Work task: Using the word "selected" as the filter, copy each matching line from the records.

(Provided records begins)

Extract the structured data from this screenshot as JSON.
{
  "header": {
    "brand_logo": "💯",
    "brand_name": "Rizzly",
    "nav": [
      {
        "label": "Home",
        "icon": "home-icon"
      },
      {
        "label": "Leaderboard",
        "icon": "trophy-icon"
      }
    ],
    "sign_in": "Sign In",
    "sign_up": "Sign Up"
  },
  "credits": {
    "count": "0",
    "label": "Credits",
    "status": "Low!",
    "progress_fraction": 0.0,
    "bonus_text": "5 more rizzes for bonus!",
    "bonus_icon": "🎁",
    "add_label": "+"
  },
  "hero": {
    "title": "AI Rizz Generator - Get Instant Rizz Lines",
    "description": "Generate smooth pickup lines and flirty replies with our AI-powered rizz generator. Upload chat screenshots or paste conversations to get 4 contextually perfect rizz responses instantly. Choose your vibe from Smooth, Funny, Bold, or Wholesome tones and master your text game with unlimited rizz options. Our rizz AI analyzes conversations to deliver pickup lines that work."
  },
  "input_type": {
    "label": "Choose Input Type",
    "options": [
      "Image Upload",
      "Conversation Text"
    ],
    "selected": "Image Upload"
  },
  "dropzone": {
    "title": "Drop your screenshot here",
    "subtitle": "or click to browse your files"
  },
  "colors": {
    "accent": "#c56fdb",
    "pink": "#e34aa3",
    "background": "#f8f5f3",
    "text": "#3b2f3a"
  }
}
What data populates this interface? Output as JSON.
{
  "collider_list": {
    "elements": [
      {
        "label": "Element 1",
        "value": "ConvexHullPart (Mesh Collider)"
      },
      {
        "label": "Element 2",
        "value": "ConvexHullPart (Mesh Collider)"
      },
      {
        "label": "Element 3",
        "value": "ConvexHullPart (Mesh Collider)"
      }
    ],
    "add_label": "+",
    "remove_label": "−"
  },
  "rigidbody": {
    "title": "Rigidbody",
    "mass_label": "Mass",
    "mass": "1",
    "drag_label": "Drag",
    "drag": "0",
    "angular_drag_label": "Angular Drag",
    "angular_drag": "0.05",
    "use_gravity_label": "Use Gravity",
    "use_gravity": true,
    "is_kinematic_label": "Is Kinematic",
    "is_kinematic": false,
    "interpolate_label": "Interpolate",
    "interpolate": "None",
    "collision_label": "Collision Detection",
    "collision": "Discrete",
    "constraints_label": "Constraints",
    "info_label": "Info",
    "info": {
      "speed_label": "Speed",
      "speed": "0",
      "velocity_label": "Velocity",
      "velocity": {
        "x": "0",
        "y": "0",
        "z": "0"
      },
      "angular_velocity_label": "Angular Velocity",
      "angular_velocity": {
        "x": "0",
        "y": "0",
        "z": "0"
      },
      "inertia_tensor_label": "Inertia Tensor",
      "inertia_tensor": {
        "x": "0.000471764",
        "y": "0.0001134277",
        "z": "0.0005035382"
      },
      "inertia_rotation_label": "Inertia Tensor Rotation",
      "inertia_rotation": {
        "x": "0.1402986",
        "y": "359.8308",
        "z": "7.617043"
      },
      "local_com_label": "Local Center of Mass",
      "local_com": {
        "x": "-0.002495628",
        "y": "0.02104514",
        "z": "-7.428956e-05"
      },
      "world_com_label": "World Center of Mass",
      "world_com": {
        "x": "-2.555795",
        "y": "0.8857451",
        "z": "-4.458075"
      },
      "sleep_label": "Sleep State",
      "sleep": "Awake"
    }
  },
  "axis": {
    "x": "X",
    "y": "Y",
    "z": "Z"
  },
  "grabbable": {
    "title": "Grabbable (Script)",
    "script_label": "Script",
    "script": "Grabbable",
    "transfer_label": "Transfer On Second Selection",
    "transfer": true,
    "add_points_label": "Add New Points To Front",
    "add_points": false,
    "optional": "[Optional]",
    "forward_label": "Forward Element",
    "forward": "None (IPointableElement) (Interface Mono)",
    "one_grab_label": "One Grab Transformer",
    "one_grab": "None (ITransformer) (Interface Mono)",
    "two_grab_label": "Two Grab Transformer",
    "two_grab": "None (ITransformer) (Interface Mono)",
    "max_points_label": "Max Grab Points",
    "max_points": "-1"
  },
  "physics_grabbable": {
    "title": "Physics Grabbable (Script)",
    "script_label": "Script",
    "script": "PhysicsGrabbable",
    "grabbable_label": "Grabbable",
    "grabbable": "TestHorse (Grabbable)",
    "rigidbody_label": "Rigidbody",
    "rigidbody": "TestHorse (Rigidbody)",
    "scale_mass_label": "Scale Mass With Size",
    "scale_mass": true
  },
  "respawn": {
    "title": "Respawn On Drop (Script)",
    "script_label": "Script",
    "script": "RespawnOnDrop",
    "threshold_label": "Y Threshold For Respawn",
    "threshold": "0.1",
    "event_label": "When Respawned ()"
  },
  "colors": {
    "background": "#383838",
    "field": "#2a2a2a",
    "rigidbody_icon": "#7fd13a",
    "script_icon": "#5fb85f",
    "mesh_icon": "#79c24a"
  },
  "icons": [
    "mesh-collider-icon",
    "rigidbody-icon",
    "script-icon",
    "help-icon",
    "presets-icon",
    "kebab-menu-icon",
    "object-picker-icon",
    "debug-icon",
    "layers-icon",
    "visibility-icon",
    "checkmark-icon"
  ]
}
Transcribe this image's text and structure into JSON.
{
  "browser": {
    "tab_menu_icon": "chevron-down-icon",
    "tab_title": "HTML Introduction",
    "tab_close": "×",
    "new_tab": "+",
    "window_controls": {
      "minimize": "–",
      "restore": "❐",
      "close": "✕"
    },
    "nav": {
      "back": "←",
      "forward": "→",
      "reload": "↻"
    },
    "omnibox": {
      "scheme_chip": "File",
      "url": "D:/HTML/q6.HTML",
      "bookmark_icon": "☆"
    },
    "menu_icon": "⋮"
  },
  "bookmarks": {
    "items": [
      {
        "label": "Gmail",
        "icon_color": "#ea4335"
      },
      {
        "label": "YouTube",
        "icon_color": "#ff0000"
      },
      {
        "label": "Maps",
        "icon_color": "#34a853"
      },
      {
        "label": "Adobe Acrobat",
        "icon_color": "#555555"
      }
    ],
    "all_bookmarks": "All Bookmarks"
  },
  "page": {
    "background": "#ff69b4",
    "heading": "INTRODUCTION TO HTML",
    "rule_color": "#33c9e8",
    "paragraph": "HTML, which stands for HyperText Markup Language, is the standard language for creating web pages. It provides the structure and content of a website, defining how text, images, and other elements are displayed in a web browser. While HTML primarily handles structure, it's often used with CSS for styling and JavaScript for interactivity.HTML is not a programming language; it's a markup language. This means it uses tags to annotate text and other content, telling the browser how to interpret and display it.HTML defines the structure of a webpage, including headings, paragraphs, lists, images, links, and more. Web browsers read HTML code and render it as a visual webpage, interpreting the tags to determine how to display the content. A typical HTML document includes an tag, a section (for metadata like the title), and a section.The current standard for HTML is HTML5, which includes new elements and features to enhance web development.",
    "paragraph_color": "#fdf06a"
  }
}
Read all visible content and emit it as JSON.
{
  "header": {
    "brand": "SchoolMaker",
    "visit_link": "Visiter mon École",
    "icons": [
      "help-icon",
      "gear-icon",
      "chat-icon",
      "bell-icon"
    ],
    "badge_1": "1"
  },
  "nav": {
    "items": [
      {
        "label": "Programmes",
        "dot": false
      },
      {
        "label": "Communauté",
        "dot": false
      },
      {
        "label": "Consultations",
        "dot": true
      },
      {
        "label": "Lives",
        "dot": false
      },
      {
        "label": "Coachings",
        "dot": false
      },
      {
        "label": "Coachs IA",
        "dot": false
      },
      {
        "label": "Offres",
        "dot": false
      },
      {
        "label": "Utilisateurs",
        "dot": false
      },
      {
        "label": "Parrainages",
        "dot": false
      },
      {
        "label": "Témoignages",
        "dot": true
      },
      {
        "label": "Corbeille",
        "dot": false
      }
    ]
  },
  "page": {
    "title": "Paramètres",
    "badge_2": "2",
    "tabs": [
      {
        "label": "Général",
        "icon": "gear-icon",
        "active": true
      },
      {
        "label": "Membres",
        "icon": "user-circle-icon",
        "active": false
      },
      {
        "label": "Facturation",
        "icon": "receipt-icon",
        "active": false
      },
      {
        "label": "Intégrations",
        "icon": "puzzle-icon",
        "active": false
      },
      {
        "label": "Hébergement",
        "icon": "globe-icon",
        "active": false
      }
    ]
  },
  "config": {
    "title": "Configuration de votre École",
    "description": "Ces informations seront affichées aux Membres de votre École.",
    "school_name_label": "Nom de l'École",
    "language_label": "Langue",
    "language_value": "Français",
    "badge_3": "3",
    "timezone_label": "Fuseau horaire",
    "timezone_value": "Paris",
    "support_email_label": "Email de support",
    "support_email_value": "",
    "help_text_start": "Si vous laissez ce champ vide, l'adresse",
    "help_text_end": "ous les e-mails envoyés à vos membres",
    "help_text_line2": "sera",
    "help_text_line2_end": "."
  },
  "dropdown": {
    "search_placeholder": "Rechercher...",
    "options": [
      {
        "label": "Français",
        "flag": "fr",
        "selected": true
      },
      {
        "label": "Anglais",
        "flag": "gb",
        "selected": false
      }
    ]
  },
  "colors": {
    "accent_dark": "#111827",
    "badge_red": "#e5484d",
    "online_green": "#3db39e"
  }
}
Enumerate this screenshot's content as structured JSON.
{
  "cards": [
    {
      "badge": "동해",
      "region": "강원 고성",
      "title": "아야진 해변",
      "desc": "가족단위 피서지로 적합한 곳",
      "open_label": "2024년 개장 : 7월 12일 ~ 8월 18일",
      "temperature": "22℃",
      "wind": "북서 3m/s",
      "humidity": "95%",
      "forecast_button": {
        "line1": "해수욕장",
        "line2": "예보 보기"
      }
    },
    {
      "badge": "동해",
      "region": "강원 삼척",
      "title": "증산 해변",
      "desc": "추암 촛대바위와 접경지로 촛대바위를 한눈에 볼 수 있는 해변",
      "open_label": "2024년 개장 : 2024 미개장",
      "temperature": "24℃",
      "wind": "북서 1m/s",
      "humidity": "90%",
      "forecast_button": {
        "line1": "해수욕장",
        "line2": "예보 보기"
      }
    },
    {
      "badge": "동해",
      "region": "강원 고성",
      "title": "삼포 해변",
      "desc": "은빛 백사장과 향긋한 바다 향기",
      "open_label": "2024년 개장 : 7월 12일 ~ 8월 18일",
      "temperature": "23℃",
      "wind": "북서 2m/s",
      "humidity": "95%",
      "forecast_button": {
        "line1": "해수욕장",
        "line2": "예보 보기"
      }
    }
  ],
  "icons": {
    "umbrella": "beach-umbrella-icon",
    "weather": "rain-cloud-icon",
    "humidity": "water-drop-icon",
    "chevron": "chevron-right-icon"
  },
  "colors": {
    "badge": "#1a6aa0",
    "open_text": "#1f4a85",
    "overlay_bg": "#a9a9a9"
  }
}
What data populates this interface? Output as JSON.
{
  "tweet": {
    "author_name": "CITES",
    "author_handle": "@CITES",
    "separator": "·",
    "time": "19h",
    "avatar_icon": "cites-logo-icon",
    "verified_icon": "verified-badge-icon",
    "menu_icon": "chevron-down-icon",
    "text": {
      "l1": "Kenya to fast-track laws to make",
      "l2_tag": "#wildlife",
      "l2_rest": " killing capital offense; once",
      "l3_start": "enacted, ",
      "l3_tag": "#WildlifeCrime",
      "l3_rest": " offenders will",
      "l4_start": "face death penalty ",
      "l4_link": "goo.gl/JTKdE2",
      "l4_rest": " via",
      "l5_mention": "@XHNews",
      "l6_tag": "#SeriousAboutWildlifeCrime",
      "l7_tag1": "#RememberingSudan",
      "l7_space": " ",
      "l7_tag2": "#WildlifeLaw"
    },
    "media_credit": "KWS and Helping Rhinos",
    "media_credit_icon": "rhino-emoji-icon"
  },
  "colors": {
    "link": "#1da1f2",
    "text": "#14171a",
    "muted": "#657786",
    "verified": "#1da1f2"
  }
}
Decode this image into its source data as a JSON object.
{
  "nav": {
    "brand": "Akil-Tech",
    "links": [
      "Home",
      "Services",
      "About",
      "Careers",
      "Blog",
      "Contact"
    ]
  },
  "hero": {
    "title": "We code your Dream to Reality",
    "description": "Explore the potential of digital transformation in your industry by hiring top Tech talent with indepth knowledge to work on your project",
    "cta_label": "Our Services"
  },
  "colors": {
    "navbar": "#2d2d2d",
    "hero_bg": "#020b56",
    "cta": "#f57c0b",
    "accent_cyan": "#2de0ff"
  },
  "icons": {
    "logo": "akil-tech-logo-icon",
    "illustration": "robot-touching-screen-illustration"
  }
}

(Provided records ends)

Response to the task:
    "selected": "Image Upload"
        "selected": true
        "selected": false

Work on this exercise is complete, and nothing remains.